**Data records**
□ □ □ □
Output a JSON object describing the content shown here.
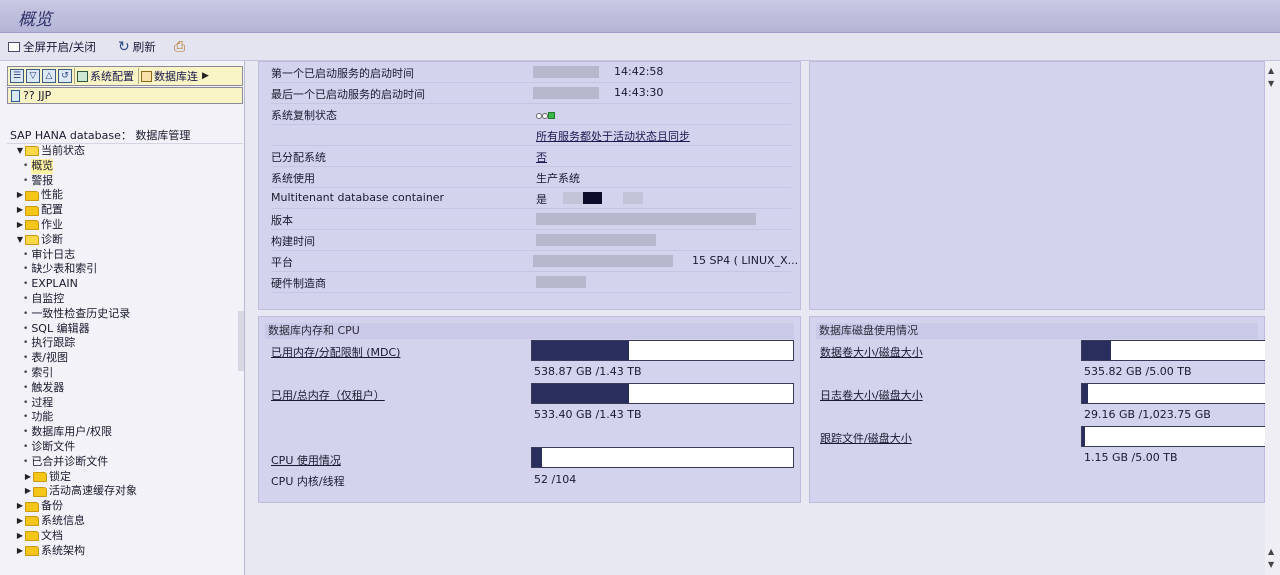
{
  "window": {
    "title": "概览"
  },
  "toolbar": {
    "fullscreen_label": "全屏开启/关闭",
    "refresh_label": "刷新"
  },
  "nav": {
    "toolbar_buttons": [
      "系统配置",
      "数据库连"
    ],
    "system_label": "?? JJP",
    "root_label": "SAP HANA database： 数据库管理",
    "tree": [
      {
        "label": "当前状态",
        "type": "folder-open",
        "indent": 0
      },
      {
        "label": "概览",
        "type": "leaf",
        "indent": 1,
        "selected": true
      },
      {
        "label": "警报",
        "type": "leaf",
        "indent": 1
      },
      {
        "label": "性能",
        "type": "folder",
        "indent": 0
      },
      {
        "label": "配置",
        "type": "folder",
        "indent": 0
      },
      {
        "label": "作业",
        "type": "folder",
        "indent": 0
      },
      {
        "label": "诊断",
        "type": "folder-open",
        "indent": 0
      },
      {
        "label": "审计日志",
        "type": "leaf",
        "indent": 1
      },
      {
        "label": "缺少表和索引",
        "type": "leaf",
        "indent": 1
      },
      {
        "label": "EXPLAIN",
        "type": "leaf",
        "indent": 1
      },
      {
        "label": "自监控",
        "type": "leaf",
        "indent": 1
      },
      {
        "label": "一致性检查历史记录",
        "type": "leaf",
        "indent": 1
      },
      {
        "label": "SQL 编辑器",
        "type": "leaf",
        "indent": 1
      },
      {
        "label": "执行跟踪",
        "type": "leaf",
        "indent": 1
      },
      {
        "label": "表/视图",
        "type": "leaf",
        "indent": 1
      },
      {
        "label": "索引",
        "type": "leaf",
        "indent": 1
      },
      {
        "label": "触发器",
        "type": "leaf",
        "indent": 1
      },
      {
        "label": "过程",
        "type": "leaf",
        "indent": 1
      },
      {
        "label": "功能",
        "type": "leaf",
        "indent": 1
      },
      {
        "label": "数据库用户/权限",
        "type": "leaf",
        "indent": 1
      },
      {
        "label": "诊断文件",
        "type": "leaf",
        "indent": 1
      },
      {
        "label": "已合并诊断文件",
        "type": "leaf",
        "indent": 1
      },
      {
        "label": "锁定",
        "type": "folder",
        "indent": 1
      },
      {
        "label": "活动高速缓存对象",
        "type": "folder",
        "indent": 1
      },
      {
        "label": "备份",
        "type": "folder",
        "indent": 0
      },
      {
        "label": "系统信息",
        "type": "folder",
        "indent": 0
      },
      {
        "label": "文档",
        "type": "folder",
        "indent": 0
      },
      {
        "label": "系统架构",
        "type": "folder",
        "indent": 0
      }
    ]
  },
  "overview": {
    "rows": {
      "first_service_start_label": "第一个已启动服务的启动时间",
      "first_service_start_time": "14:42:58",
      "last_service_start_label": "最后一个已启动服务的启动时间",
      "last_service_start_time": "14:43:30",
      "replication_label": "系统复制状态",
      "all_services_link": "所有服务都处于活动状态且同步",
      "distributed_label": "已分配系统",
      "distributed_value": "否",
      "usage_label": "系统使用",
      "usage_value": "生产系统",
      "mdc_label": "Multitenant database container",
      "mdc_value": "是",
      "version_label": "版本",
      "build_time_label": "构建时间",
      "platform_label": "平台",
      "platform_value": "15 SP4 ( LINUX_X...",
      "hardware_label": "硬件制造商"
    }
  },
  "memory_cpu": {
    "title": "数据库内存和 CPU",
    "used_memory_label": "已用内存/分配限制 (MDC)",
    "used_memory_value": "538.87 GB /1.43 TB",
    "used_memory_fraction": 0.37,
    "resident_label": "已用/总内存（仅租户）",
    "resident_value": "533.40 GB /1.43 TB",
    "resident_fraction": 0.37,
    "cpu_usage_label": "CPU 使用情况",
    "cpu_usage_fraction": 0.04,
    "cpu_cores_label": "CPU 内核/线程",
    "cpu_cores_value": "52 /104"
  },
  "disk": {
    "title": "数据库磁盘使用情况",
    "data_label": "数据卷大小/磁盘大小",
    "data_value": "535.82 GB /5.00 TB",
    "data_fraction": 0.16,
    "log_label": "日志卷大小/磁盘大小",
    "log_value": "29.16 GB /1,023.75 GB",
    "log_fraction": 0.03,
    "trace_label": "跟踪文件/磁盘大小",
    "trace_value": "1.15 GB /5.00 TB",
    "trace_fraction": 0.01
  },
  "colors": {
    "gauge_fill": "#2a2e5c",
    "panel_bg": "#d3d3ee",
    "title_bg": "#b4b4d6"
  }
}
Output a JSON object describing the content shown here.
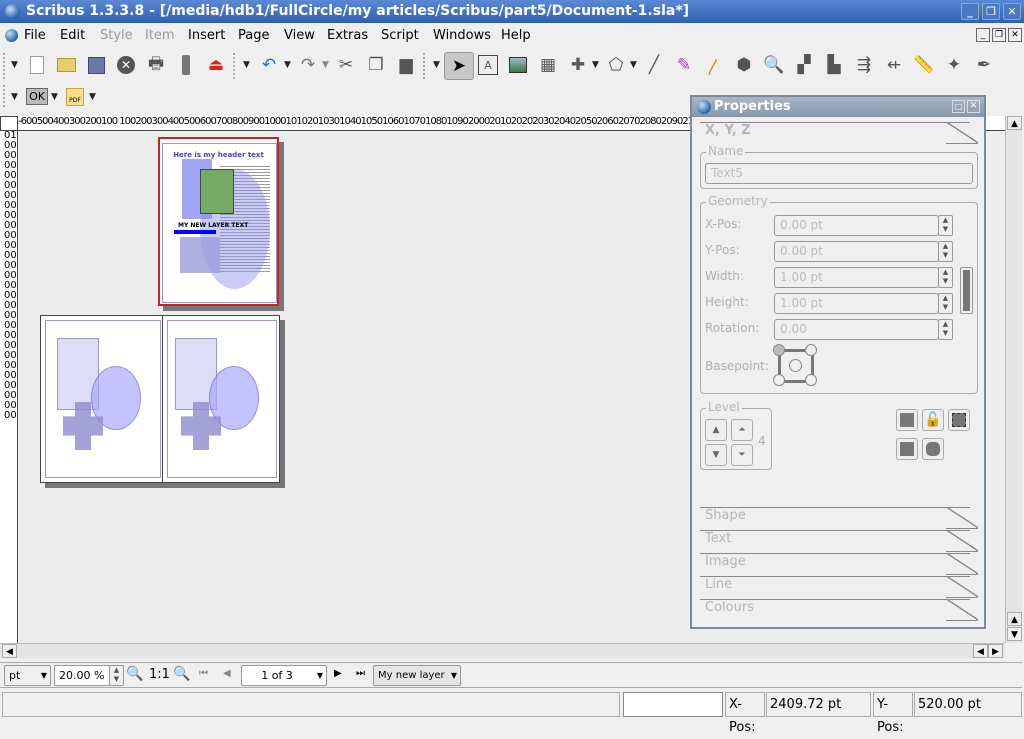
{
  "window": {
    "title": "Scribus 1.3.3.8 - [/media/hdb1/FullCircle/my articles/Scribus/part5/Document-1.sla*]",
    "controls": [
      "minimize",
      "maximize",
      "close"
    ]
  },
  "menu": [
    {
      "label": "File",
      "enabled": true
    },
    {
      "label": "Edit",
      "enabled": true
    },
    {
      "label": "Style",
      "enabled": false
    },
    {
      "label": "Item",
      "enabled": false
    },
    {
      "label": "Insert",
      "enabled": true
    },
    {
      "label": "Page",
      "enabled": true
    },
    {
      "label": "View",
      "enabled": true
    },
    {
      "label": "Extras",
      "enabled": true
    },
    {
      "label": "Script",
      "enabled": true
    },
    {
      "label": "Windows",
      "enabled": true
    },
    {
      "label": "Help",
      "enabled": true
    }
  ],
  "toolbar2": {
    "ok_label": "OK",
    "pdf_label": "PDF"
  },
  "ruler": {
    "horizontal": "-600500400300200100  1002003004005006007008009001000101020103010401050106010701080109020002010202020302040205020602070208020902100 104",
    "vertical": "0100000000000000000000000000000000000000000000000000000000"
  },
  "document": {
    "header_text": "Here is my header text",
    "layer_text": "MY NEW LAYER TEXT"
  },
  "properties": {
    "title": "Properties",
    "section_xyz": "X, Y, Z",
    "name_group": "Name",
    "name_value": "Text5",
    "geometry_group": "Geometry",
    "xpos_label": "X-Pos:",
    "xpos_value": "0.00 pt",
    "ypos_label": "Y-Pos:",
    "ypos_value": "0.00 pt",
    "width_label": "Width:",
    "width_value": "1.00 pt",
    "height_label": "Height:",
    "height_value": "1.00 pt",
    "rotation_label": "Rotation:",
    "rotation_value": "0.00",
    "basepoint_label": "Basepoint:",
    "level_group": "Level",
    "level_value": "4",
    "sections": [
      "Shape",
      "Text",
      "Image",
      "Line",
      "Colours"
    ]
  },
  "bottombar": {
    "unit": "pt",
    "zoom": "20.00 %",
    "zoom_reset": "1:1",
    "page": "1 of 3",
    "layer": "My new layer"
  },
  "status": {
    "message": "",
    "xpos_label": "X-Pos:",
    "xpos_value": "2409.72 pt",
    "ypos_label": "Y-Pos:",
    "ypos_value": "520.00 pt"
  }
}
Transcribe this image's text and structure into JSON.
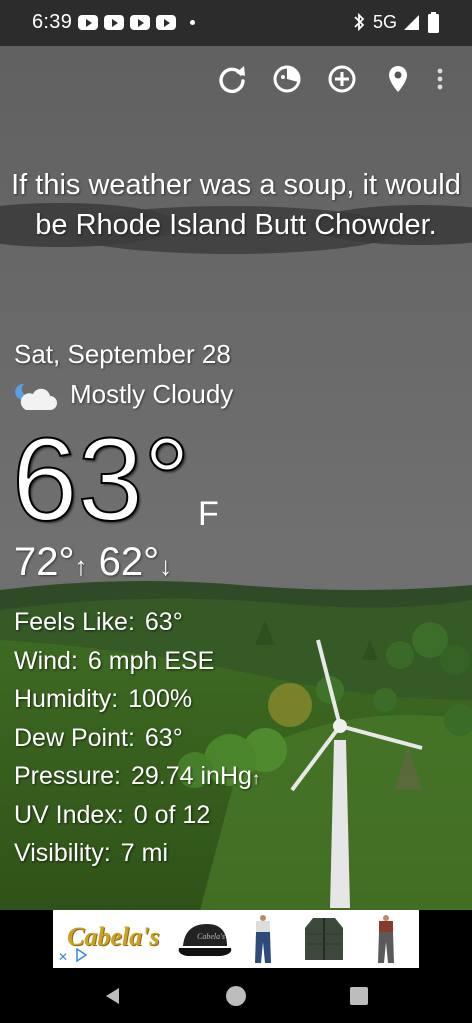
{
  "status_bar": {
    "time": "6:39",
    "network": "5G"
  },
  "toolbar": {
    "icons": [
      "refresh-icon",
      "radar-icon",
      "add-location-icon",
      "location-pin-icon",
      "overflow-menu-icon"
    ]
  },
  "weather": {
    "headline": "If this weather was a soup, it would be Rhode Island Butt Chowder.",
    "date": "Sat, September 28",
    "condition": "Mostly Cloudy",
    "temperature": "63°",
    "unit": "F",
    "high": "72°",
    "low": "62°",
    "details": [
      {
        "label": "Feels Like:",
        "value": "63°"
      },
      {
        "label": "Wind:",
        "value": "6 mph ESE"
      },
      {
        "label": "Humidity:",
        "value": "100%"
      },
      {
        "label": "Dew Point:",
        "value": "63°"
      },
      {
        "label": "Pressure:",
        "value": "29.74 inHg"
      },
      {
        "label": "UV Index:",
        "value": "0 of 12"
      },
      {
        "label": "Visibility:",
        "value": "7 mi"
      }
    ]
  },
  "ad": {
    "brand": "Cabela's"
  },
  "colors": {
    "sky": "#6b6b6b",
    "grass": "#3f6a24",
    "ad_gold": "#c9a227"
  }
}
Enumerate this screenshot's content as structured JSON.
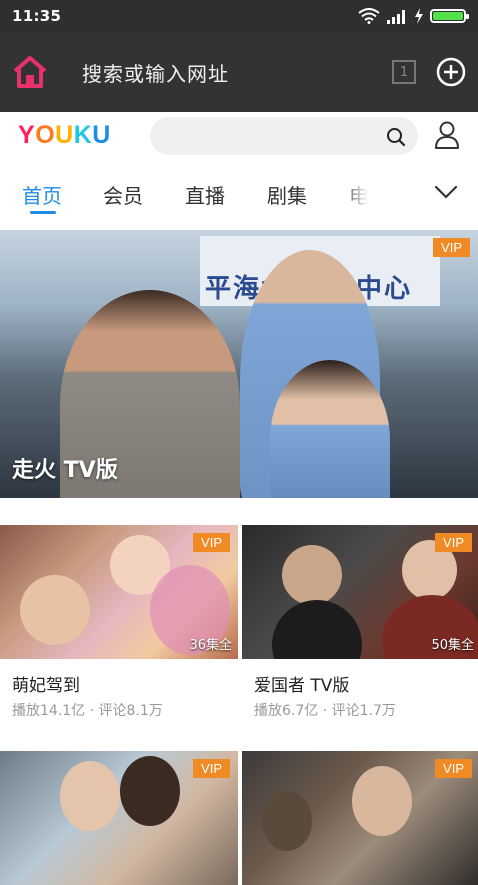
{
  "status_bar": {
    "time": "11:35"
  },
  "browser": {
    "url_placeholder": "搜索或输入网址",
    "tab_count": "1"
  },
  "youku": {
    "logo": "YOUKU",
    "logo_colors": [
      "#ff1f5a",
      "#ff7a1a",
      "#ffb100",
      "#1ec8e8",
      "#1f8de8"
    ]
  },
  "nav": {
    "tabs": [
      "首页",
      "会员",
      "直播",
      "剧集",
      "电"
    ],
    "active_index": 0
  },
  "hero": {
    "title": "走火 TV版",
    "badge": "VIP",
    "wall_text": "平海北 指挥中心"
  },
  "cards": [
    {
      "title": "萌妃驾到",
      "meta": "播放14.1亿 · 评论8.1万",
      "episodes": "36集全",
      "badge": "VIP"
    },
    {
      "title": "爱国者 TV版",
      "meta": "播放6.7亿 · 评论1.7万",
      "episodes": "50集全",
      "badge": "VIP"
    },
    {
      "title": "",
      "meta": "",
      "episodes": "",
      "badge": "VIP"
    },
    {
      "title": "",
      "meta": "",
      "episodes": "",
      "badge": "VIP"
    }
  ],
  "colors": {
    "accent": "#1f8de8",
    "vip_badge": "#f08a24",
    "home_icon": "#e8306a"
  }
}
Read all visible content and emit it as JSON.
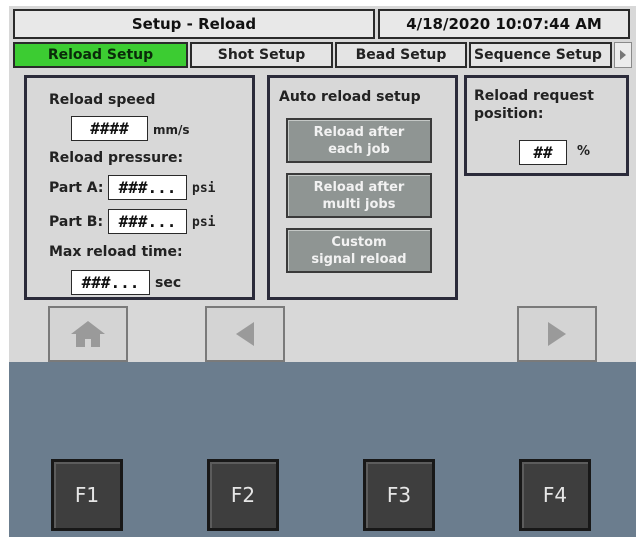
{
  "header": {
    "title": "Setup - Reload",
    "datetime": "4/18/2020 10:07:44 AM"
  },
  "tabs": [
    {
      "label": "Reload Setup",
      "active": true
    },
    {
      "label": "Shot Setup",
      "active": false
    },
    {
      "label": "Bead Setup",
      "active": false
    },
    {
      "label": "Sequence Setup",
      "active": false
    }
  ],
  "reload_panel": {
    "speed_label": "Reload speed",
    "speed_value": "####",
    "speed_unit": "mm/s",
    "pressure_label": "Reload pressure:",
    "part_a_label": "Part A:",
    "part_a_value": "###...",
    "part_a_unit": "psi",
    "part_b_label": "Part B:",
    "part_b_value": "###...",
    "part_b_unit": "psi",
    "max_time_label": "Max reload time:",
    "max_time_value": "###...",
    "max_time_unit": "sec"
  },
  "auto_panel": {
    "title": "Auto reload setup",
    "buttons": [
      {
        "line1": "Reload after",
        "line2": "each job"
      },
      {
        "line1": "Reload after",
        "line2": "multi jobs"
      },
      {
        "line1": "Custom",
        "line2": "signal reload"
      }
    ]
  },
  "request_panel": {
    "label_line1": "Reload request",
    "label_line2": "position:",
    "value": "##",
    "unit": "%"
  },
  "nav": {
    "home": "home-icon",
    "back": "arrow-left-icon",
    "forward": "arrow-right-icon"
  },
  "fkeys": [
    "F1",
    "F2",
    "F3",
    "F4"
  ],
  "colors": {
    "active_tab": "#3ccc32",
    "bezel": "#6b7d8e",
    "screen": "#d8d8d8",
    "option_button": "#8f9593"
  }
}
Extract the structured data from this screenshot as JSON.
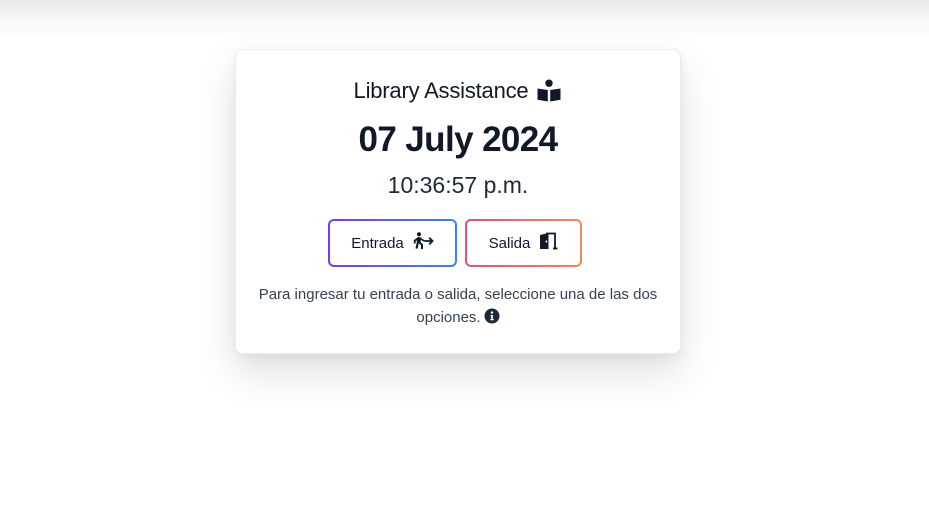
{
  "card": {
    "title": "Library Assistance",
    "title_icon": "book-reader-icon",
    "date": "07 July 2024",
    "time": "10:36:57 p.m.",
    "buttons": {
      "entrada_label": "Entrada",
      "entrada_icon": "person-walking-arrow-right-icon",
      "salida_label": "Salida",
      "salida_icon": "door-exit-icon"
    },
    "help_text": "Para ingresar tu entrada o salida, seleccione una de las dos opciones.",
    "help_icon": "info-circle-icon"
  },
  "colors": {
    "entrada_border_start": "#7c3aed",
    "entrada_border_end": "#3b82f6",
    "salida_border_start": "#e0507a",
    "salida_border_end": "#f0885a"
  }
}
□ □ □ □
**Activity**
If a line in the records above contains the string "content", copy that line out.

**Answer box**
Output a JSON object describing the content shown here.
Output a JSON object describing the content shown here.
Enumerate this screenshot's content as structured JSON.
Read all visible content and emit it as JSON.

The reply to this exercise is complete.